Task item
Set the listing down again, exactly as it stands below.

Data listing
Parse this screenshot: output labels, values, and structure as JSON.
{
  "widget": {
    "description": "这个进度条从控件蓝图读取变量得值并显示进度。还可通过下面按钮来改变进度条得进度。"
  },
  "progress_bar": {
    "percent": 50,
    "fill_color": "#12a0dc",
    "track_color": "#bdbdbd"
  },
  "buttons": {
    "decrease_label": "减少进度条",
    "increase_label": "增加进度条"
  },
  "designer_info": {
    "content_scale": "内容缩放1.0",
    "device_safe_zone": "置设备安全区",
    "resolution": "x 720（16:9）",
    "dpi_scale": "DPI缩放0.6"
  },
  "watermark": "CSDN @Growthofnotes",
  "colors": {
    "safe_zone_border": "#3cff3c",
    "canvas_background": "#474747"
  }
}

Output for this task
Parse this screenshot: output labels, values, and structure as JSON.
{
  "widget": {
    "description": "这个进度条从控件蓝图读取变量得值并显示进度。还可通过下面按钮来改变进度条得进度。"
  },
  "progress_bar": {
    "percent": 50,
    "fill_color": "#12a0dc",
    "track_color": "#bdbdbd"
  },
  "buttons": {
    "decrease_label": "减少进度条",
    "increase_label": "增加进度条"
  },
  "designer_info": {
    "content_scale": "内容缩放1.0",
    "device_safe_zone": "置设备安全区",
    "resolution": "x 720（16:9）",
    "dpi_scale": "DPI缩放0.6"
  },
  "watermark": "CSDN @Growthofnotes",
  "colors": {
    "safe_zone_border": "#3cff3c",
    "canvas_background": "#474747"
  }
}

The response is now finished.